This will fly in the face of conventional romantic thinking, and upset both my fans, but if you decide to DIY, here’s my expert advice.  Don’t.

I know you’re thinking, ‘Dad, WTF, that right there is a bait and switch blog post, now what am I supposed to do?’   Stay with me, and let me explain. Your solution is right here, and it’s a keeper.  Let’s put down the Cosmo girl glasses and think this through like guys.

First off, I am firmly dedicated to the notion of men claiming a place in the kitchen.  And no matter how many thumbs we have, I believe any man can do a reasonable job of cooking, with the right information and attitude.  And a whole lot better, with just a little effort.

But unless your friends and strangers call you chef before your last name, there’s a good chance that whatever you make for your sweetheart is going to be long on sentimental and short of what she’d consider a gourmet experience.  I’m just telling you the facts.

Most really fine meals take one or two practice fixings to get right, for anybody but the pros.  And you’ve never even seen the recipe before this afternoon.  If she’s half the woman you think she is she’ll ooh and aah when you put it in front of her, but in the back of her mind – she can’t help it, it’s her domain – she’ll be thinking how she’d have done it, and likely, done it better.

Let me put it this way.  What would be going through your mind if for Father’s Day the missus personally customized your car, or made you a new wall-to-wall built-in tool rack in the garage?

Next, and this may come as a shock, she likely is not living with you primarily because of your culinary skills.  For reasons we will never fathom, there’s something about you she likes, and likes to be with.  She enjoys your attention.  A lot.  And the longer you spend in the kitchen doing she knows not what, the less of that attention she is getting.  You may be cooking your way through five whole courses of dinner surprise, but she’s out on the couch on her special day flipping for hours through old magazines, privately fuming, or minding the kids so you can do your best Alton Brown impersonation.  Now there’s a recipe for happiness.

And you know she’s wondering the entire time, whether you’re going to settle back when dinner’s done in front of the TV and leave the tornado-meets-trailer-park mess you just made in the kitchen sit.  Or worse, expect her to just clean it up in gratitude.  Admit it, that thought had crossed your mind.

So, what should you do?

Instead of taking her out, or trashing the kitchen, here’s the plan.

Find a really nice restaurant with great food.  Pick out a wonderful meal from the menu. Then take out or have them deliver it.  You set the place or table, flowers, wine.  And then, out of sight in the kitchen, unpack and plate a real gourmet treat, and bring it out for her dining pleasure.

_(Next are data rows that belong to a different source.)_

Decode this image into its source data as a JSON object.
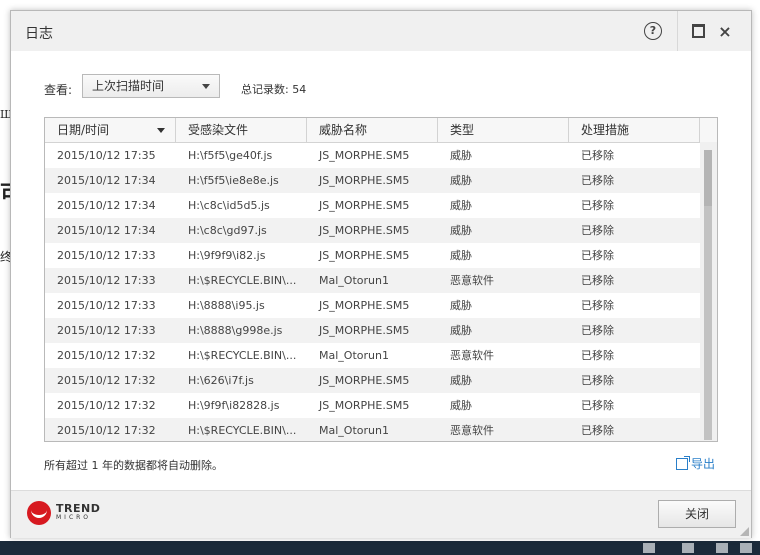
{
  "background": {
    "frag1": "Ш",
    "frag2": "可",
    "frag3": "终"
  },
  "window": {
    "title": "日志",
    "help_glyph": "?",
    "close_glyph": "×"
  },
  "toolbar": {
    "view_label": "查看:",
    "view_selected": "上次扫描时间",
    "total_label": "总记录数: 54"
  },
  "table": {
    "columns": [
      "日期/时间",
      "受感染文件",
      "威胁名称",
      "类型",
      "处理措施"
    ],
    "rows": [
      [
        "2015/10/12 17:35",
        "H:\\f5f5\\ge40f.js",
        "JS_MORPHE.SM5",
        "威胁",
        "已移除"
      ],
      [
        "2015/10/12 17:34",
        "H:\\f5f5\\ie8e8e.js",
        "JS_MORPHE.SM5",
        "威胁",
        "已移除"
      ],
      [
        "2015/10/12 17:34",
        "H:\\c8c\\id5d5.js",
        "JS_MORPHE.SM5",
        "威胁",
        "已移除"
      ],
      [
        "2015/10/12 17:34",
        "H:\\c8c\\gd97.js",
        "JS_MORPHE.SM5",
        "威胁",
        "已移除"
      ],
      [
        "2015/10/12 17:33",
        "H:\\9f9f9\\i82.js",
        "JS_MORPHE.SM5",
        "威胁",
        "已移除"
      ],
      [
        "2015/10/12 17:33",
        "H:\\$RECYCLE.BIN\\...",
        "Mal_Otorun1",
        "恶意软件",
        "已移除"
      ],
      [
        "2015/10/12 17:33",
        "H:\\8888\\i95.js",
        "JS_MORPHE.SM5",
        "威胁",
        "已移除"
      ],
      [
        "2015/10/12 17:33",
        "H:\\8888\\g998e.js",
        "JS_MORPHE.SM5",
        "威胁",
        "已移除"
      ],
      [
        "2015/10/12 17:32",
        "H:\\$RECYCLE.BIN\\...",
        "Mal_Otorun1",
        "恶意软件",
        "已移除"
      ],
      [
        "2015/10/12 17:32",
        "H:\\626\\i7f.js",
        "JS_MORPHE.SM5",
        "威胁",
        "已移除"
      ],
      [
        "2015/10/12 17:32",
        "H:\\9f9f\\i82828.js",
        "JS_MORPHE.SM5",
        "威胁",
        "已移除"
      ],
      [
        "2015/10/12 17:32",
        "H:\\$RECYCLE.BIN\\...",
        "Mal_Otorun1",
        "恶意软件",
        "已移除"
      ]
    ]
  },
  "footer": {
    "note": "所有超过 1 年的数据都将自动删除。",
    "export_label": "导出",
    "logo_line1": "TREND",
    "logo_line2": "MICRO",
    "close_label": "关闭"
  }
}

Not only will she be completely surprised by what she sees,  she’ll wonder for just a split second whether you cooked it yourself.  And if you have half a brain, you’ll tell her you would have, but you thought it was better to spend the time with her instead of fussing in the kitchen.

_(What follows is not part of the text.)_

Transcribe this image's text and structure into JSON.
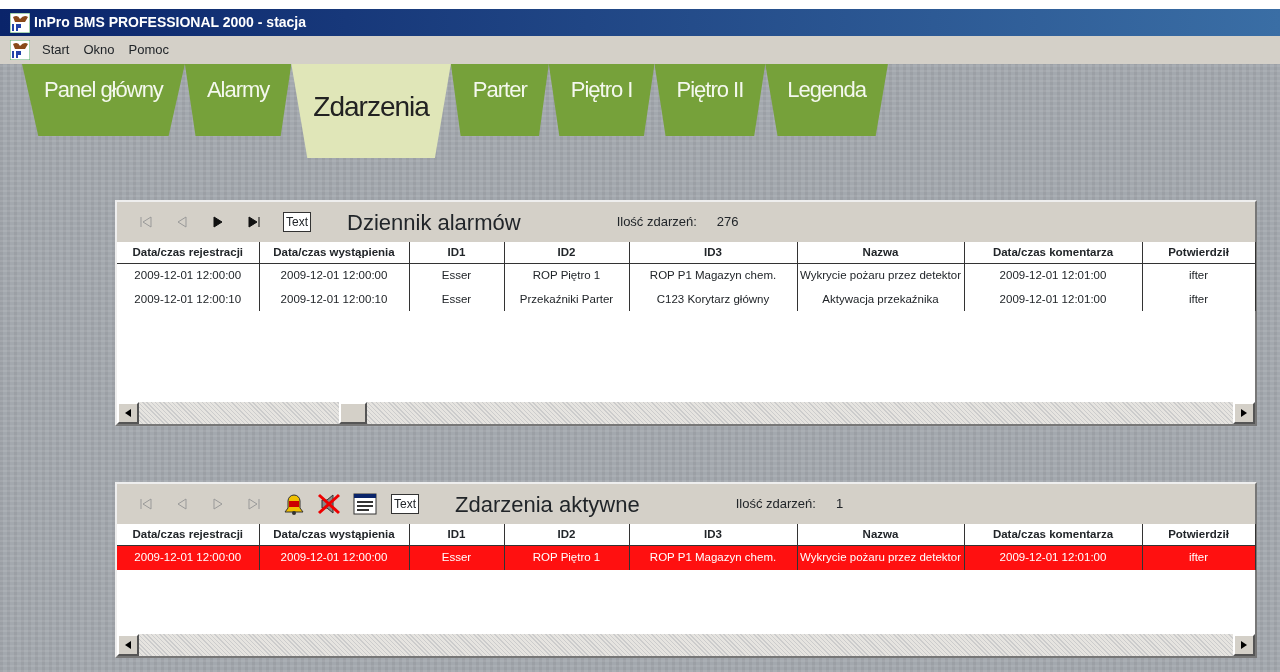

Then, you tell her the special dinner you’ll be cooking is the three meals for the family this coming week that she won’t have to.  Those are the dinners she’ll REALLY appreciate you making.

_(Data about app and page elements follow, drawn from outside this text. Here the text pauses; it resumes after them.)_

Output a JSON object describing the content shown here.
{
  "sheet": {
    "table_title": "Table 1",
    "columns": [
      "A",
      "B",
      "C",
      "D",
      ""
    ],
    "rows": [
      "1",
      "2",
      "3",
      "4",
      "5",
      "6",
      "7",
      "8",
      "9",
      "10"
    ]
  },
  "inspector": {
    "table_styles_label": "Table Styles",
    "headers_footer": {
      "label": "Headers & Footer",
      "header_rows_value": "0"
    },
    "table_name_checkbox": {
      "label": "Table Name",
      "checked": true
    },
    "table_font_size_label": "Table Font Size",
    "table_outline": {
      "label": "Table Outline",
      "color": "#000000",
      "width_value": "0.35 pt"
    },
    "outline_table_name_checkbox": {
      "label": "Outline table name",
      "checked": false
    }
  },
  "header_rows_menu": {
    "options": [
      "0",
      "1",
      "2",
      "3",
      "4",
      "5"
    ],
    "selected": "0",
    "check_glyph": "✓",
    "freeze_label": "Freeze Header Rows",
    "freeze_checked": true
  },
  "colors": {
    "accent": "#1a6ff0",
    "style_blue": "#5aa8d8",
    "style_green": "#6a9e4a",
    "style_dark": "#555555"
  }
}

So, you’ve now fixed her a special dinner, with no cooking disasters or mess in the kitchen, you’ve (hopefully) spent the time giving her some proper attention, and you eat like royalty, with no clean up.  Plus, you’re giving her three meals she won’t have to cook when it counts, during the week.

You’ve also dodged that special dinner bullet, having to come up with and pull off cooking a big deal meal last minute with the pressure on.

My wife still talks about the first time I did this for her, ten years later.  And she can’t remember a single one of those  special dinners I cooked for her myself.  I’m sure that’s because all the gourmet treats I’ve whipped up have just become rolled into one long happy memory.

Let me know how this works out for you, or if you’re still bound and determined to show off, drop by my website for some meal ideas.